The quote in my post on witch hunts yesterday mentioned another persecuted group in medieval Europe, the Cagots, a group of people that everyone decided to just hate for basically no reason:
Cagots were shunned and hated; while restrictions varied by time and place, they were typically required to live in separate quarters in towns, called cagoteries, which were often on the far outskirts of the villages.
From 1609 to 1612, there was a big witch hunt in the Basque Country. Hundreds if not thousands of women were burned to death for the crime of being a witch.
You could denounce your neighbor (or whomever) for witchcraft and the Inquisition would give you a chance to confess to whatever you felt like confessing to. Then after your confession, they would charge you. If they charged you with something, e.g. witchcraft, that you hadn’t confessed to, you would be burned.
From gwern’s 2018 news:
I don’t know how many blue-collar workers they will put out of work—even if software is solved, the robotic hardware is still expensive! But factories will be salivating over them, I’m sure. (The future of self-driving cars is in considerably more doubt.)
That awkward time when someone is physically with you, but mentally they’re checking their phone for their ride share to come.
You can talk to them and it seems like they can hear you, but they’re not really listening, like talking to a ghost.

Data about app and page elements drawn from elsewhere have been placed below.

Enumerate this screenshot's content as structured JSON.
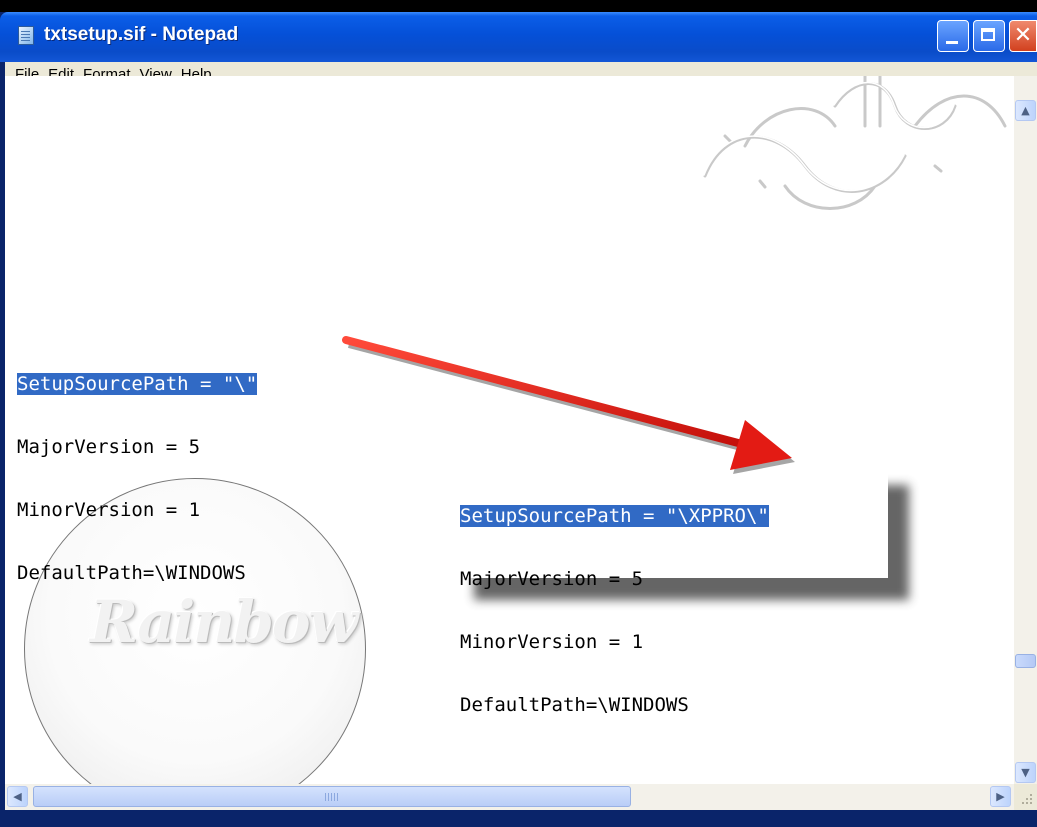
{
  "window": {
    "title": "txtsetup.sif - Notepad",
    "icon": "notepad-icon",
    "controls": [
      "minimize-icon",
      "maximize-icon",
      "close-icon"
    ],
    "close_glyph": "✕"
  },
  "menu": [
    "File",
    "Edit",
    "Format",
    "View",
    "Help"
  ],
  "editor": {
    "original_lines": [
      {
        "selected": "SetupSourcePath = \"\\\"",
        "rest": ""
      },
      {
        "selected": "",
        "rest": "MajorVersion = 5"
      },
      {
        "selected": "",
        "rest": "MinorVersion = 1"
      },
      {
        "selected": "",
        "rest": "DefaultPath=\\WINDOWS"
      }
    ]
  },
  "callout": {
    "lines": [
      {
        "selected": "SetupSourcePath = \"\\XPPRO\\\"",
        "rest": ""
      },
      {
        "selected": "",
        "rest": "MajorVersion = 5"
      },
      {
        "selected": "",
        "rest": "MinorVersion = 1"
      },
      {
        "selected": "",
        "rest": "DefaultPath=\\WINDOWS"
      }
    ],
    "arrow_color": "#e31b14"
  },
  "watermark": {
    "logo_text": "Rainbow"
  },
  "colors": {
    "selection": "#316ac5",
    "titlebar": "#0550d8",
    "menubar": "#ece9d8"
  }
}
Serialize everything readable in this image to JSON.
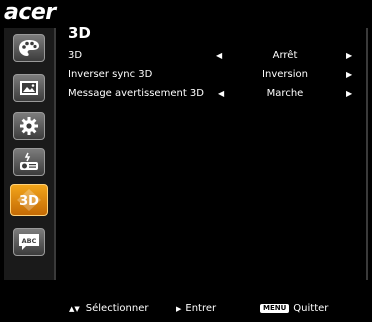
{
  "brand": "acer",
  "menu": {
    "title": "3D",
    "items": [
      {
        "label": "3D",
        "value": "Arrêt"
      },
      {
        "label": "Inverser sync 3D",
        "value": "Inversion"
      },
      {
        "label": "Message avertissement 3D",
        "value": "Marche"
      }
    ]
  },
  "sidebar": {
    "icons": [
      "palette-icon",
      "image-icon",
      "settings-icon",
      "projector-icon",
      "3d-icon",
      "language-icon"
    ],
    "active": "3d-icon",
    "icon_texts": {
      "3d": "3D",
      "language": "ABC"
    }
  },
  "footer": {
    "select_label": "Sélectionner",
    "enter_label": "Entrer",
    "menu_key": "MENU",
    "quit_label": "Quitter"
  },
  "colors": {
    "active_icon": "#e8901a",
    "background": "#000000",
    "panel": "#1a1a1a"
  }
}
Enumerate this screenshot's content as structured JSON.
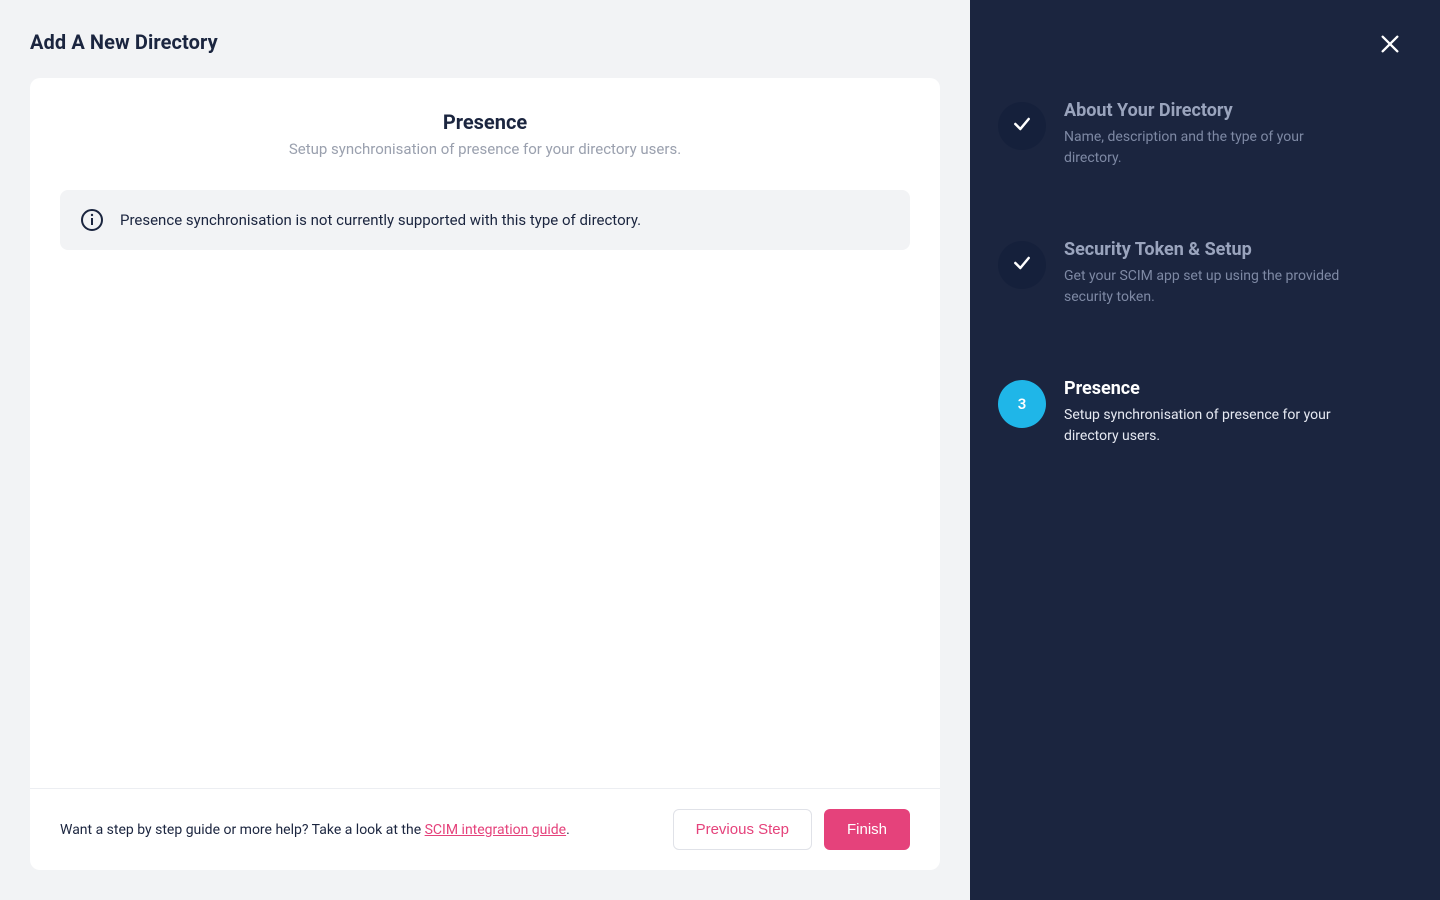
{
  "colors": {
    "accent_pink": "#e5427b",
    "accent_blue": "#1fb6e8",
    "sidebar_bg": "#1b253f"
  },
  "header": {
    "title": "Add A New Directory"
  },
  "main": {
    "title": "Presence",
    "subtitle": "Setup synchronisation of presence for your directory users.",
    "notice": "Presence synchronisation is not currently supported with this type of directory."
  },
  "footer": {
    "help_prefix": "Want a step by step guide or more help? Take a look at the ",
    "help_link": "SCIM integration guide",
    "help_suffix": ".",
    "previous": "Previous Step",
    "finish": "Finish"
  },
  "sidebar": {
    "steps": [
      {
        "status": "done",
        "marker": "",
        "title": "About Your Directory",
        "desc": "Name, description and the type of your directory."
      },
      {
        "status": "done",
        "marker": "",
        "title": "Security Token & Setup",
        "desc": "Get your SCIM app set up using the provided security token."
      },
      {
        "status": "active",
        "marker": "3",
        "title": "Presence",
        "desc": "Setup synchronisation of presence for your directory users."
      }
    ]
  }
}
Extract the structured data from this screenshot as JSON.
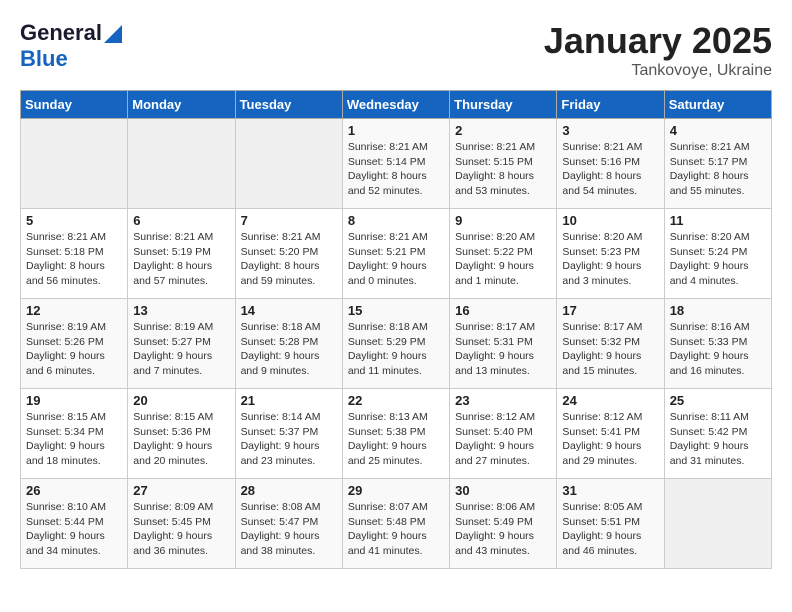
{
  "header": {
    "logo_general": "General",
    "logo_blue": "Blue",
    "title": "January 2025",
    "subtitle": "Tankovoye, Ukraine"
  },
  "weekdays": [
    "Sunday",
    "Monday",
    "Tuesday",
    "Wednesday",
    "Thursday",
    "Friday",
    "Saturday"
  ],
  "weeks": [
    [
      {
        "day": "",
        "info": ""
      },
      {
        "day": "",
        "info": ""
      },
      {
        "day": "",
        "info": ""
      },
      {
        "day": "1",
        "info": "Sunrise: 8:21 AM\nSunset: 5:14 PM\nDaylight: 8 hours and 52 minutes."
      },
      {
        "day": "2",
        "info": "Sunrise: 8:21 AM\nSunset: 5:15 PM\nDaylight: 8 hours and 53 minutes."
      },
      {
        "day": "3",
        "info": "Sunrise: 8:21 AM\nSunset: 5:16 PM\nDaylight: 8 hours and 54 minutes."
      },
      {
        "day": "4",
        "info": "Sunrise: 8:21 AM\nSunset: 5:17 PM\nDaylight: 8 hours and 55 minutes."
      }
    ],
    [
      {
        "day": "5",
        "info": "Sunrise: 8:21 AM\nSunset: 5:18 PM\nDaylight: 8 hours and 56 minutes."
      },
      {
        "day": "6",
        "info": "Sunrise: 8:21 AM\nSunset: 5:19 PM\nDaylight: 8 hours and 57 minutes."
      },
      {
        "day": "7",
        "info": "Sunrise: 8:21 AM\nSunset: 5:20 PM\nDaylight: 8 hours and 59 minutes."
      },
      {
        "day": "8",
        "info": "Sunrise: 8:21 AM\nSunset: 5:21 PM\nDaylight: 9 hours and 0 minutes."
      },
      {
        "day": "9",
        "info": "Sunrise: 8:20 AM\nSunset: 5:22 PM\nDaylight: 9 hours and 1 minute."
      },
      {
        "day": "10",
        "info": "Sunrise: 8:20 AM\nSunset: 5:23 PM\nDaylight: 9 hours and 3 minutes."
      },
      {
        "day": "11",
        "info": "Sunrise: 8:20 AM\nSunset: 5:24 PM\nDaylight: 9 hours and 4 minutes."
      }
    ],
    [
      {
        "day": "12",
        "info": "Sunrise: 8:19 AM\nSunset: 5:26 PM\nDaylight: 9 hours and 6 minutes."
      },
      {
        "day": "13",
        "info": "Sunrise: 8:19 AM\nSunset: 5:27 PM\nDaylight: 9 hours and 7 minutes."
      },
      {
        "day": "14",
        "info": "Sunrise: 8:18 AM\nSunset: 5:28 PM\nDaylight: 9 hours and 9 minutes."
      },
      {
        "day": "15",
        "info": "Sunrise: 8:18 AM\nSunset: 5:29 PM\nDaylight: 9 hours and 11 minutes."
      },
      {
        "day": "16",
        "info": "Sunrise: 8:17 AM\nSunset: 5:31 PM\nDaylight: 9 hours and 13 minutes."
      },
      {
        "day": "17",
        "info": "Sunrise: 8:17 AM\nSunset: 5:32 PM\nDaylight: 9 hours and 15 minutes."
      },
      {
        "day": "18",
        "info": "Sunrise: 8:16 AM\nSunset: 5:33 PM\nDaylight: 9 hours and 16 minutes."
      }
    ],
    [
      {
        "day": "19",
        "info": "Sunrise: 8:15 AM\nSunset: 5:34 PM\nDaylight: 9 hours and 18 minutes."
      },
      {
        "day": "20",
        "info": "Sunrise: 8:15 AM\nSunset: 5:36 PM\nDaylight: 9 hours and 20 minutes."
      },
      {
        "day": "21",
        "info": "Sunrise: 8:14 AM\nSunset: 5:37 PM\nDaylight: 9 hours and 23 minutes."
      },
      {
        "day": "22",
        "info": "Sunrise: 8:13 AM\nSunset: 5:38 PM\nDaylight: 9 hours and 25 minutes."
      },
      {
        "day": "23",
        "info": "Sunrise: 8:12 AM\nSunset: 5:40 PM\nDaylight: 9 hours and 27 minutes."
      },
      {
        "day": "24",
        "info": "Sunrise: 8:12 AM\nSunset: 5:41 PM\nDaylight: 9 hours and 29 minutes."
      },
      {
        "day": "25",
        "info": "Sunrise: 8:11 AM\nSunset: 5:42 PM\nDaylight: 9 hours and 31 minutes."
      }
    ],
    [
      {
        "day": "26",
        "info": "Sunrise: 8:10 AM\nSunset: 5:44 PM\nDaylight: 9 hours and 34 minutes."
      },
      {
        "day": "27",
        "info": "Sunrise: 8:09 AM\nSunset: 5:45 PM\nDaylight: 9 hours and 36 minutes."
      },
      {
        "day": "28",
        "info": "Sunrise: 8:08 AM\nSunset: 5:47 PM\nDaylight: 9 hours and 38 minutes."
      },
      {
        "day": "29",
        "info": "Sunrise: 8:07 AM\nSunset: 5:48 PM\nDaylight: 9 hours and 41 minutes."
      },
      {
        "day": "30",
        "info": "Sunrise: 8:06 AM\nSunset: 5:49 PM\nDaylight: 9 hours and 43 minutes."
      },
      {
        "day": "31",
        "info": "Sunrise: 8:05 AM\nSunset: 5:51 PM\nDaylight: 9 hours and 46 minutes."
      },
      {
        "day": "",
        "info": ""
      }
    ]
  ]
}
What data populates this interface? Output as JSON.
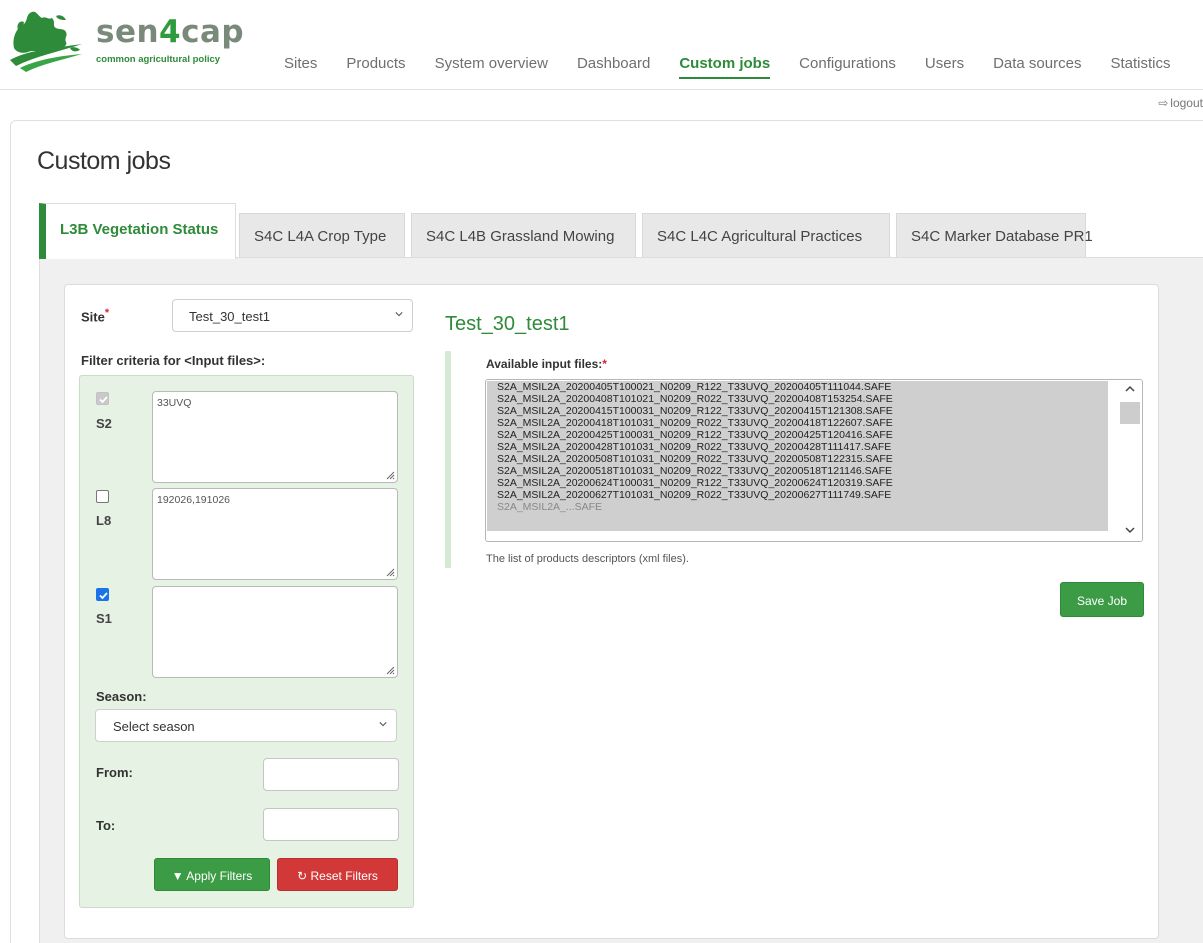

No wonder we cannot appreciate the really central Kafka joke: that the horrific struggle to establish a human self results in a self whose humanity is inseparable from the horrific struggle. That our endless and impossible journey toward home is in fact our home.